Over the last three decades EarthSpirit has always provided me with a connection to people of spirit: people who have become friends and family, colleagues and collaborators. Just as we sometimes take our families, our friends, and our community for granted, assuming they will always be there for us, I admit that I sometimes forget that EarthSpirit could be as ephemeral as any non-profit, and only continues to exist because of the energy and dedication of its volunteers and donors. If I do not feed it, some day I may find that it has faded away, and will not be there three decades from now when some young man or young woman in Boston or Scotland or Spain or Lithuania is looking to connect with a larger world of spirit.

EarthSpirit is now engaged in its annual fundraising campaign to help support the work we do both locally and around the world.  Learn more or please make a gift here.

On music and roots

By Deirdre Pulgram Arthen

This past weekend I attended the Old Songs Festival just outside of Albany, NY, as I have done for all but two of the last dozen years. It is a place that feeds my soul. I get to dance and sing, listen to and play music —  and relax, with no performance expectations from anyone. The musicians who come there are, for the most part, people who feel the roots of their music: they study their traditions in great depth and absorb them into their bodies, then exude them in their playing and singing.
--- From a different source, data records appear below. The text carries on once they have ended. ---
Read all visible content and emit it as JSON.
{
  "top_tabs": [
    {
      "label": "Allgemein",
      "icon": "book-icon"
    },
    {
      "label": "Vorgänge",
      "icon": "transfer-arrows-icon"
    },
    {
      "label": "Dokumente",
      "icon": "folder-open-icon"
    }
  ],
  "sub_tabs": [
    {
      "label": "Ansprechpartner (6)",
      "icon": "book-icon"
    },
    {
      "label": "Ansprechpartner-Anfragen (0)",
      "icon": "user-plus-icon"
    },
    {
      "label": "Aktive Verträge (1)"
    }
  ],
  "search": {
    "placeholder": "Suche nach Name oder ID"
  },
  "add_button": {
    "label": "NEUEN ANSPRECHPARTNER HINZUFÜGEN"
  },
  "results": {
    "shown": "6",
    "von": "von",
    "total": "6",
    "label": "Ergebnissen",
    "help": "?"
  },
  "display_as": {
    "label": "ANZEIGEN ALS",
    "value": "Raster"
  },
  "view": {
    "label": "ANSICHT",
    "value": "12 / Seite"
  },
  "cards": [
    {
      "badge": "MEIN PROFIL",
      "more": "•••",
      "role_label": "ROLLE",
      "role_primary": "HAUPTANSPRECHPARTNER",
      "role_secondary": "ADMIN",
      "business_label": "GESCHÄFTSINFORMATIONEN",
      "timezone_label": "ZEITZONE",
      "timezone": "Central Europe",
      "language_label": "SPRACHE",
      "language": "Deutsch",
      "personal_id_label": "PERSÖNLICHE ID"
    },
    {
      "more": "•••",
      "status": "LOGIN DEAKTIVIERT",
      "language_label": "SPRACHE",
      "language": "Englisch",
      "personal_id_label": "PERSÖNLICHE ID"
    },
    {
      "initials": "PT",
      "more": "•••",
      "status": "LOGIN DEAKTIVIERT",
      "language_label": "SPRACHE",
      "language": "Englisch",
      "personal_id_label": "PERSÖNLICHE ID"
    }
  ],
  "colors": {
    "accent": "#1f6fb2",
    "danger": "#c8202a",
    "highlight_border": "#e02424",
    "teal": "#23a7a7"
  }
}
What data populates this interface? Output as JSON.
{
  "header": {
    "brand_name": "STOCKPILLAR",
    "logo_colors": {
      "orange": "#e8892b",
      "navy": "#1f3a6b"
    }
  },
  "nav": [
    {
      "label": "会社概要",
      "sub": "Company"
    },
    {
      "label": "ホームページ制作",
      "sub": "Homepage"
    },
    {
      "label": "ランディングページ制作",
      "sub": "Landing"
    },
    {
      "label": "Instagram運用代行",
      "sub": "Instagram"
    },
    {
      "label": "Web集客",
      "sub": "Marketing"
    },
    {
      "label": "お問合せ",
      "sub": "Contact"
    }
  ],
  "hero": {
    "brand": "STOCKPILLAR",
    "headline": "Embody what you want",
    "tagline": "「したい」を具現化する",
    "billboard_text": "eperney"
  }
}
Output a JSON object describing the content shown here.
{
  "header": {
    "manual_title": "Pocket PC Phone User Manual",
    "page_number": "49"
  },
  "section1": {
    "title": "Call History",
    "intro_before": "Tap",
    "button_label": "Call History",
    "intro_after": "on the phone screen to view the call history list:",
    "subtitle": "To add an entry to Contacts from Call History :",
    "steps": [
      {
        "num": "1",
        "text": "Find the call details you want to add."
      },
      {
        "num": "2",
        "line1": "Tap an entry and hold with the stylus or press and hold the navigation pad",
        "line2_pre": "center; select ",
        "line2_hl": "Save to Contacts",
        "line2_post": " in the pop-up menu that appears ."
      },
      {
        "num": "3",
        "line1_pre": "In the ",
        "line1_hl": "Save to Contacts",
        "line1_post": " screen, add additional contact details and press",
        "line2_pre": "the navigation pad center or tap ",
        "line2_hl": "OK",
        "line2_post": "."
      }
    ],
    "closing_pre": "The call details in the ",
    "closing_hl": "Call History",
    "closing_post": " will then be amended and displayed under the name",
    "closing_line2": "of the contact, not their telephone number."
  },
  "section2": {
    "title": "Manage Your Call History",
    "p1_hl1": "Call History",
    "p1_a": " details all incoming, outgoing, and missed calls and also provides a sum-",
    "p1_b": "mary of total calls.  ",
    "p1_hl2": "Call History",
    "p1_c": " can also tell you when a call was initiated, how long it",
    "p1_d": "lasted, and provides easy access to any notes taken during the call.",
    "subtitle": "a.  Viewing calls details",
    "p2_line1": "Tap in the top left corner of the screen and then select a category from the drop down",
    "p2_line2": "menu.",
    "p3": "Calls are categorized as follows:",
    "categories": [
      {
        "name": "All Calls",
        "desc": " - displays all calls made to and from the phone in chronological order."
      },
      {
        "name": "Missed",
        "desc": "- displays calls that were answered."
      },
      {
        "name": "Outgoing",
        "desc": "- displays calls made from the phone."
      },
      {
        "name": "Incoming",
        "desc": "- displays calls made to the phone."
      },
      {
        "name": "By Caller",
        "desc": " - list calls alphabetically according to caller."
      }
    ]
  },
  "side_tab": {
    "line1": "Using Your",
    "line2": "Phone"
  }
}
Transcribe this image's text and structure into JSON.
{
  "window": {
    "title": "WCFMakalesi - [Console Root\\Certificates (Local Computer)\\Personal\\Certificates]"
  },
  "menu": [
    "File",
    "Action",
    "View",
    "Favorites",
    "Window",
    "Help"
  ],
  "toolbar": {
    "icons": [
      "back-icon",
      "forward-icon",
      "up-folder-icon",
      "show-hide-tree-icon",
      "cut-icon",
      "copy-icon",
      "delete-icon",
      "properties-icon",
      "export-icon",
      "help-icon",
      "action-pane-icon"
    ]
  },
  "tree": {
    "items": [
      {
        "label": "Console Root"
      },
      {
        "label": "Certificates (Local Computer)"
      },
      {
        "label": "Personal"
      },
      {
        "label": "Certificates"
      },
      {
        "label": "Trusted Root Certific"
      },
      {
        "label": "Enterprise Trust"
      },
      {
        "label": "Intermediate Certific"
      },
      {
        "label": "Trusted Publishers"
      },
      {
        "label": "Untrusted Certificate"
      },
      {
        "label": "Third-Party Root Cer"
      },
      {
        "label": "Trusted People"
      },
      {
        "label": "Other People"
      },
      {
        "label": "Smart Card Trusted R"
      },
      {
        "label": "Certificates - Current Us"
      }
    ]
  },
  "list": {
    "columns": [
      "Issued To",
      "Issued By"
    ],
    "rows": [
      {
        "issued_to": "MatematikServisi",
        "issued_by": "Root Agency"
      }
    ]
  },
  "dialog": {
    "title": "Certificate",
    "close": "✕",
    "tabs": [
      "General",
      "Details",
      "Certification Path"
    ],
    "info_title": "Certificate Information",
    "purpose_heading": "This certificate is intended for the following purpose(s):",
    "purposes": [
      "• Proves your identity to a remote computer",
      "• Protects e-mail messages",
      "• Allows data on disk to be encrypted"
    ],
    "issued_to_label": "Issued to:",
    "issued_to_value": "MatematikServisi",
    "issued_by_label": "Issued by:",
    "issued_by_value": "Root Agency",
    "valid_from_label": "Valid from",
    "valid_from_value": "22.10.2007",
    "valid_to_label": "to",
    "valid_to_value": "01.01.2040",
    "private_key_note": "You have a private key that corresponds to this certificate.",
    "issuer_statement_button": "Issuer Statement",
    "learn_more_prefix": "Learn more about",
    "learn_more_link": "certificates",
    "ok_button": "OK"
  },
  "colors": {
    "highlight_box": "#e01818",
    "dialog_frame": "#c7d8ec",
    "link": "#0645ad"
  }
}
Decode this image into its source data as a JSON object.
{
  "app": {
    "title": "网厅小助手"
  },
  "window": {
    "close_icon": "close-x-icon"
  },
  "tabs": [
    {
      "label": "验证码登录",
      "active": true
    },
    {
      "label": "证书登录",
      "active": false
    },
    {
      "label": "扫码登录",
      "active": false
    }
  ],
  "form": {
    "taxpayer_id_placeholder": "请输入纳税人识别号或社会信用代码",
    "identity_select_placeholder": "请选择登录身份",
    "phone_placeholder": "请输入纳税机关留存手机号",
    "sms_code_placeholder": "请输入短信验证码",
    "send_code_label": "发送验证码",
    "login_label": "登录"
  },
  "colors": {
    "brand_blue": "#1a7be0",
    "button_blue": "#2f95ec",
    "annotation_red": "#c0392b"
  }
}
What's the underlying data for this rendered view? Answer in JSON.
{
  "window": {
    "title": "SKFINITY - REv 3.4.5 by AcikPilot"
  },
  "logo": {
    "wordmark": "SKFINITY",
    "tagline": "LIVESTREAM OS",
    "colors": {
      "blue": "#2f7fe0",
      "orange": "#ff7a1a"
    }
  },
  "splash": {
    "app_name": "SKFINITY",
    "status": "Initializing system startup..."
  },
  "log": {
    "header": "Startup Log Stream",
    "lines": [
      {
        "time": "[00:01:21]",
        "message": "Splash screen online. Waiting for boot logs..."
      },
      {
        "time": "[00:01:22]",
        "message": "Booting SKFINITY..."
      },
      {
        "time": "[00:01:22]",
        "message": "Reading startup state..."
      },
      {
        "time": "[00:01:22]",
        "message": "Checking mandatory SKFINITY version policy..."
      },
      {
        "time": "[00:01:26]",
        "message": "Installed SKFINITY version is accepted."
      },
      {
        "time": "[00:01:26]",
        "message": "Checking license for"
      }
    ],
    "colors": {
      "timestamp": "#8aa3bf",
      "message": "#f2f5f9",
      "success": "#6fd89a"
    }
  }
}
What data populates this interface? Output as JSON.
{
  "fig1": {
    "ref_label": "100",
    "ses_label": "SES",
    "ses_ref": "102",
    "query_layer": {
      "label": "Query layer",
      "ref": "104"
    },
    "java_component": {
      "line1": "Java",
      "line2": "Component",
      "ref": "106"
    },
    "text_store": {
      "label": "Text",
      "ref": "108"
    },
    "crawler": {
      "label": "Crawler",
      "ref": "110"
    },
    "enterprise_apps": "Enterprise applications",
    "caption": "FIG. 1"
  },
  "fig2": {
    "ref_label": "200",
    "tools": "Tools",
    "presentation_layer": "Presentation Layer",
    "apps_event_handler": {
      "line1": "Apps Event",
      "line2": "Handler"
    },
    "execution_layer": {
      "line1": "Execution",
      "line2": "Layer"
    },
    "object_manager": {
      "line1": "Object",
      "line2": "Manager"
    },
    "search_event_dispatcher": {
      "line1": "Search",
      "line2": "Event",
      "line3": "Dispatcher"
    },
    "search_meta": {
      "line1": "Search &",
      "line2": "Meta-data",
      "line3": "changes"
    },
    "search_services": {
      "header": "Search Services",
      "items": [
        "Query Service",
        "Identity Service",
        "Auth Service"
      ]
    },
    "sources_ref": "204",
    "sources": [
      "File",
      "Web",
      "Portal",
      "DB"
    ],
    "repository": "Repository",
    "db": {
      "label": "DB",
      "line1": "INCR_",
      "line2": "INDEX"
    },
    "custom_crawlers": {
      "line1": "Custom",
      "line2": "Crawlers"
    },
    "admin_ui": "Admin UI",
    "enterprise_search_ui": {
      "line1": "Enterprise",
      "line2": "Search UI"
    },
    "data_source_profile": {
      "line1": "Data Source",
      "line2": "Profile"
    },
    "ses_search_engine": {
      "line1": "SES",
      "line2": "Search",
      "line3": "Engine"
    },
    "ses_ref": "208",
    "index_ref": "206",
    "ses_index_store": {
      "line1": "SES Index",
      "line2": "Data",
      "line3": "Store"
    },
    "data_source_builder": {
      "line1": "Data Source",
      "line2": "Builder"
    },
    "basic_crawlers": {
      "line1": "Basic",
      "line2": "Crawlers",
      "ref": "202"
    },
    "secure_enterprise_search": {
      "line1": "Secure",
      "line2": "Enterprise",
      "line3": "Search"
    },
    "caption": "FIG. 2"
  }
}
Their motivation is love — not fame or fortune, but love of music, love of the old ways themselves, love of the people who brought the traditions into being and of those people who carried them on, love of harmony, love of community, love of our species, love of the earth.  Many of the people who perform, organize, and attend have deep and long-held commitments to social justice and to the environment. Many have been political activists for decades. Very few preach. Instead we bask the joy of making music together as we walk through the fairgrounds and feel the satisfaction found in sharing the work of making the world a better place.

Gordon Bok and Archie Fisher performing

Gordon Bok and Archie Fisher performing at Old Songs 2013 (photo by Andras Corban Arthen)

While there were many things that I loved that weekend, there was a song that Gordon Bok performed that especially touched me.  It was something that he had written years ago as a result of listening to the marine radio channel in Maine, which he said he does for entertainment sometimes. It was essentially a conversation between two lobster fishermen. One was stuck and, over the course of the song, the other one came to help. That was it, really.  But something in the way that Gordon captured all of us in the fairly common conversation of two men on the water was just magic to me. There they were, fishermen on the ocean – that vast and moving body of water that cares nothing for people, but still feeds us and gives us life. And here we all are, humans in a universe that is not centered on our needs and desires, but which we must live in and depend on while we are incarnate beings.  We can forget sometimes that we are also floating – maybe near the rocks, maybe out of our depth – and that the simple act of accepting an offer of help allows both us and our neighbors to experience ourselves more fully as the interconnected beings that we are. The song held the magic of knowing, and Gordon shared that knowing with us all.

I find my own path reflected in that community of music makers. I, too, value the roots of my traditions and those who have brought them forward, and I find in the shared songs and dances true expressions of the joy of being human, fully intertwined with all that is creation.